The fabric of this particular suit was a flannel made by Fox Brothers, created exclusively for Henry
Poole. To this day, the company still makes this suit, which they call the Churchill style. Of course, it’s
made with a different fabric and for the modest price of £3,500.
But Winston Churchill wasn’t just in it for the fashion, in an age when television was just making its
entrance in mainstream households, how you looked was taking on much more significance. People
were used to hearing his voice on the radio, but they could now see him make his speeches in his
smart, dependable three-piece suit. Churchill, especially after his 1945 defeat, needed to reassure
the people that he was the right man for the job and I think his suit was an important tool to reassure
them that he was this man.
I think that although he is remembered for his cigar, which gave him an all-important point of
difference, it was his suits that defined him.
During WWII, so the story goes, Churchill noticed the bricklayers at his Chartwell estate wearing a
heavy boiler suit. Feeling inspired, he requested Turnbull & Asser to create a similar design from suit
material. Churchill loved the result so much, he ordered a batch of suits in different fabrics, including
Originally, he called them ‘romper suits’ but they were quickly associated with air raids as Churchill
and other citizens wore them specifically to go to bomb shelters. The suits were easy and quick to
put on over everyday clothes when the sirens went off and the suit was comfortable to wear in the

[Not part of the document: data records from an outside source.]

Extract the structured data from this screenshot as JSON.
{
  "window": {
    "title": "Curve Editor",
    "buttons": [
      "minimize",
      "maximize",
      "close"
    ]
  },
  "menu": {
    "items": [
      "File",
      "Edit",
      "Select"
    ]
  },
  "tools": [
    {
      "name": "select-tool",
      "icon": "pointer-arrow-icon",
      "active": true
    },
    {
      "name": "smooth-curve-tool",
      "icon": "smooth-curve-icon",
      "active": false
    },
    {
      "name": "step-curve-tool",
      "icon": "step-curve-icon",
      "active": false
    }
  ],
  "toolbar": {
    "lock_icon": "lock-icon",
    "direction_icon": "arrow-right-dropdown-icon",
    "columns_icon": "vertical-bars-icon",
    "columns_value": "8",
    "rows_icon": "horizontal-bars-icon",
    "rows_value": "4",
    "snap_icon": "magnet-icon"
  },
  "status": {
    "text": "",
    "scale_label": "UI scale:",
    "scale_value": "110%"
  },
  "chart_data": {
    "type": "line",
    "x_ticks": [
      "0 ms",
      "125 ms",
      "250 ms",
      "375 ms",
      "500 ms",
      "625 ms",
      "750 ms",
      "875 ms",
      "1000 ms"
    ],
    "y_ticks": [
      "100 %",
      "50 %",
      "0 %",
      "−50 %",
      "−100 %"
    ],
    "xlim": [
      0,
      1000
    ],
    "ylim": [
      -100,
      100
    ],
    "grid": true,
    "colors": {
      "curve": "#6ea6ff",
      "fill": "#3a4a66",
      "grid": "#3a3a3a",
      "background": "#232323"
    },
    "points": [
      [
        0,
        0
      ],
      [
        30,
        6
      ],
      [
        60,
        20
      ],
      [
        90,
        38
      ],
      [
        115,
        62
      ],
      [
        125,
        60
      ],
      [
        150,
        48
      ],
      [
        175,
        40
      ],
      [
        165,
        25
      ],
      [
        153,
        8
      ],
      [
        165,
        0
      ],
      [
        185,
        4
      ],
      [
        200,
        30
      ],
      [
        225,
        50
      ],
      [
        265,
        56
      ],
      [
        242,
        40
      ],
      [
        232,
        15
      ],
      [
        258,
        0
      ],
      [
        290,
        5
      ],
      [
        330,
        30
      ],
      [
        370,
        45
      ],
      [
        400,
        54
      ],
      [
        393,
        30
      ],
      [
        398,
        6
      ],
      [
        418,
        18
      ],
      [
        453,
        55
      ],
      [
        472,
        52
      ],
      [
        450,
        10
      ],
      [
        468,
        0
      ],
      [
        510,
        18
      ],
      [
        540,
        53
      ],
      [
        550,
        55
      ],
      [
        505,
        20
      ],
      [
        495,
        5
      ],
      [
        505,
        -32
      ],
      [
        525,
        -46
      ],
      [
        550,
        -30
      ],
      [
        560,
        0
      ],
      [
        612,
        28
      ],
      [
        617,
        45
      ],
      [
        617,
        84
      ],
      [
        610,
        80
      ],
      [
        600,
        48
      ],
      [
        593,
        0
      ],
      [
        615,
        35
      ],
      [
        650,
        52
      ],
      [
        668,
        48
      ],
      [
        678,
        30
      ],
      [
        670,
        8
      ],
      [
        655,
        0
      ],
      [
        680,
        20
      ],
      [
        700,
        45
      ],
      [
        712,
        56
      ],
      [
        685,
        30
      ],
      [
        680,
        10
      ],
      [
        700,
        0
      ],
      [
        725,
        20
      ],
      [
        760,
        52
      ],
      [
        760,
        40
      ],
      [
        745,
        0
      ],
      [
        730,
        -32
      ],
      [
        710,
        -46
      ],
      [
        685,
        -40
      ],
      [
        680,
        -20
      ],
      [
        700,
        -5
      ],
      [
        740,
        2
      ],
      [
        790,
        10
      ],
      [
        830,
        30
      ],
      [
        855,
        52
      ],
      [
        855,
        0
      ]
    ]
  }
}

bomb shelter. This is why the design was dubbed a ‘siren suit.’
The siren or rather romper suit has made many comebacks. We saw them in the 1970s (although I
wonder if they knew that the original designer was Churchill and not YSL, they might not have been
as popular!) We have also seen its return more recently although most would not be suitable attire in
As much as Winston Churchill was known for his pinstripe suits and his “bulldog” image, his private life was quite different. Underneath that tough exterior, Winston was known for wearing pale pink silk underwear. Before you all start jumping to conclusions that he was into something saucy, this would be more like long johns or thermal underwear in style. Still, to paraphrase his wife, Clementine, they “cost the eyes out of his head.” His annual bill for silk underwear reached £80. This would be worth nearly £5,000 today - that’s a lot of pants!
Winston himself claimed the texture of the fabric was vital to his well-being: “I have a very delicate and sensitive cuticle which demands the finest covering.”
If you are wondering, he purchased his undergarments at The Army & Navy stores near Westminster.
The store is still there (it is now renamed House of Fraser) but sadly, they no longer hold a range of
pale pink silk underwear for men - well they didn’t the last time I looked anyway.
If you would like to learn more about the Churchills and their home life, please join our walking tour
‘In the Footsteps of Winston Churchill’.
As a tour guide and a lover of London, I will be writing a series of interesting stories about London; tales I have heard, places I have visited, tasty food I have eaten and delicious drinks I have enjoyed. Watch out for this every week or so.